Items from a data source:
◆ ◆ ◆ ◆ ◆

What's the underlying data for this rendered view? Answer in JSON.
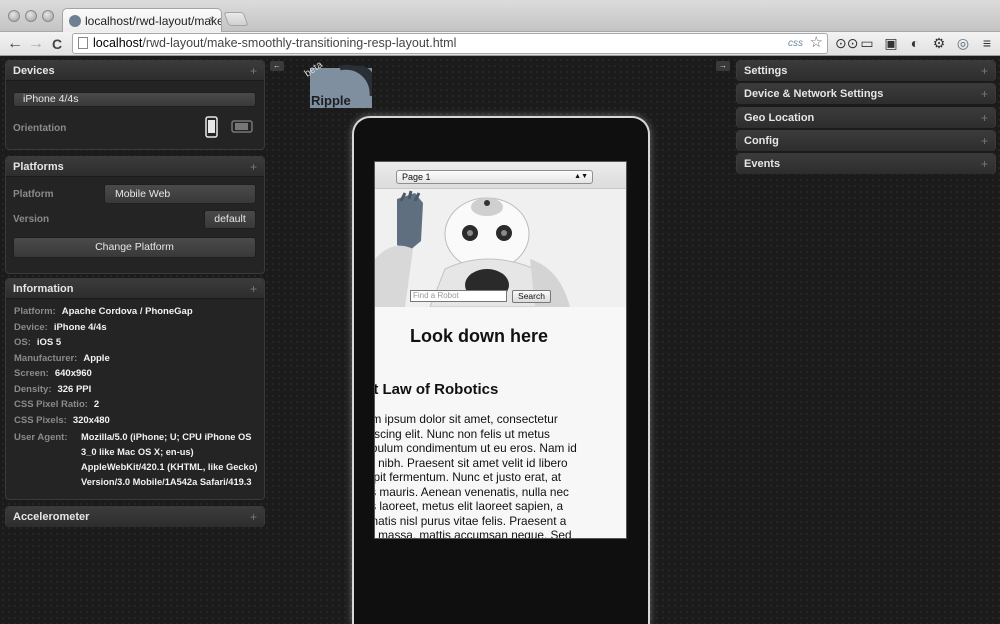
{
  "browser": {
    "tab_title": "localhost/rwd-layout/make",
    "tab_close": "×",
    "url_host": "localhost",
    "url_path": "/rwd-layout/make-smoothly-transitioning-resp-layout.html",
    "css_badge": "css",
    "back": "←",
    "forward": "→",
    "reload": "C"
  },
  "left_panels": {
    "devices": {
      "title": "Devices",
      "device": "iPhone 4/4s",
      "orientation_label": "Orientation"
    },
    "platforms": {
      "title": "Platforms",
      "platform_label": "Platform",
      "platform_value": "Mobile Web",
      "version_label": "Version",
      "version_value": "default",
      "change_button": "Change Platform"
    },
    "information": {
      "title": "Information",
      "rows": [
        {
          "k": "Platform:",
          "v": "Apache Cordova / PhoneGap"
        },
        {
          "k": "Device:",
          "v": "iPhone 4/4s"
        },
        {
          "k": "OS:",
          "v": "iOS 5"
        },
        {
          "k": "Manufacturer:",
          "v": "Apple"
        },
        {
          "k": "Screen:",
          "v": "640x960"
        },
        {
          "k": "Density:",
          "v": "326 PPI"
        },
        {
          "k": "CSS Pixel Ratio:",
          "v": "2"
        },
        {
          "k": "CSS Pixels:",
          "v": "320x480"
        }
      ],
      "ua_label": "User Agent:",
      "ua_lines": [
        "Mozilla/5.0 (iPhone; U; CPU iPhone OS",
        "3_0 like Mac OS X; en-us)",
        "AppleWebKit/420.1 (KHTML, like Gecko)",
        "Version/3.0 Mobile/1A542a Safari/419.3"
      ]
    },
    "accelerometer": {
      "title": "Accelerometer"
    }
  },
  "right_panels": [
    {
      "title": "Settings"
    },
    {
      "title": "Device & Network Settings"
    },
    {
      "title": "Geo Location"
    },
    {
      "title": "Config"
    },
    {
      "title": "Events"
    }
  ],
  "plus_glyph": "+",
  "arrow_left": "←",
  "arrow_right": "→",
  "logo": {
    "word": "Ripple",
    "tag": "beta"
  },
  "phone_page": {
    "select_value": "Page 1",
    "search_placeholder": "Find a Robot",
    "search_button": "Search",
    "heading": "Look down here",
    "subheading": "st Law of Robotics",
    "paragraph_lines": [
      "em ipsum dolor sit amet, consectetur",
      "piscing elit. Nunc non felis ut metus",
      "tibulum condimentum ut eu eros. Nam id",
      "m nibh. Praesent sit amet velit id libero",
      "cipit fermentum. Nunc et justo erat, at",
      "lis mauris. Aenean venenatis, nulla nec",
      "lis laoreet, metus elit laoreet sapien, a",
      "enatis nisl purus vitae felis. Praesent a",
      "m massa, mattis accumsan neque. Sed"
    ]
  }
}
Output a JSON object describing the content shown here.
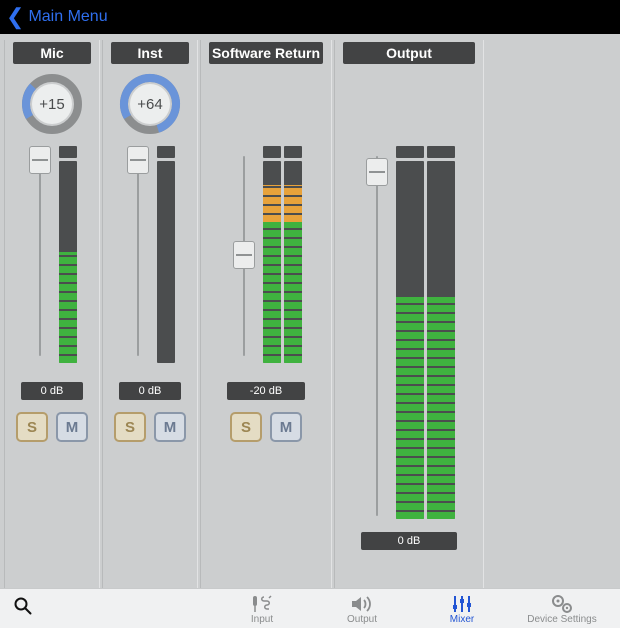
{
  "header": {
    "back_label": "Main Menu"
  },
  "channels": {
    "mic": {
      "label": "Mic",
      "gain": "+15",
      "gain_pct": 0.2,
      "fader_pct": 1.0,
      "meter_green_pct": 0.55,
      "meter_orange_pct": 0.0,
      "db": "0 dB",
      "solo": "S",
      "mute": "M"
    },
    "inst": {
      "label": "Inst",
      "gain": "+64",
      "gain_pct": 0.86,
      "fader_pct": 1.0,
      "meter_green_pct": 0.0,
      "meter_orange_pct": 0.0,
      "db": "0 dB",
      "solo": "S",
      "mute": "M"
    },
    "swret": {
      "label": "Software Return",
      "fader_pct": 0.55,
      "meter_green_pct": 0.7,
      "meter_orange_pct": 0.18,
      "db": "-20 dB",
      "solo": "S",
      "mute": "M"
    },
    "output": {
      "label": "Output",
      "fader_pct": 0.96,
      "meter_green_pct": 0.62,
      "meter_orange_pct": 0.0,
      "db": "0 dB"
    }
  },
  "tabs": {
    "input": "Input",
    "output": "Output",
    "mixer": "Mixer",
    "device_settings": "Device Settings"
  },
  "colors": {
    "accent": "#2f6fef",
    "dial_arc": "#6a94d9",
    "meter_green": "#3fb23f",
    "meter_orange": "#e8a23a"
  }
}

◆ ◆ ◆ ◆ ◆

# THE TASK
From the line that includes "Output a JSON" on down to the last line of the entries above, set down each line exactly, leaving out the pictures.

# OUTPUT OF THE EXERCISE
Output a JSON object describing the content shown here.
{
  "header": {
    "back_label": "Main Menu"
  },
  "channels": {
    "mic": {
      "label": "Mic",
      "gain": "+15",
      "gain_pct": 0.2,
      "fader_pct": 1.0,
      "meter_green_pct": 0.55,
      "meter_orange_pct": 0.0,
      "db": "0 dB",
      "solo": "S",
      "mute": "M"
    },
    "inst": {
      "label": "Inst",
      "gain": "+64",
      "gain_pct": 0.86,
      "fader_pct": 1.0,
      "meter_green_pct": 0.0,
      "meter_orange_pct": 0.0,
      "db": "0 dB",
      "solo": "S",
      "mute": "M"
    },
    "swret": {
      "label": "Software Return",
      "fader_pct": 0.55,
      "meter_green_pct": 0.7,
      "meter_orange_pct": 0.18,
      "db": "-20 dB",
      "solo": "S",
      "mute": "M"
    },
    "output": {
      "label": "Output",
      "fader_pct": 0.96,
      "meter_green_pct": 0.62,
      "meter_orange_pct": 0.0,
      "db": "0 dB"
    }
  },
  "tabs": {
    "input": "Input",
    "output": "Output",
    "mixer": "Mixer",
    "device_settings": "Device Settings"
  },
  "colors": {
    "accent": "#2f6fef",
    "dial_arc": "#6a94d9",
    "meter_green": "#3fb23f",
    "meter_orange": "#e8a23a"
  }
}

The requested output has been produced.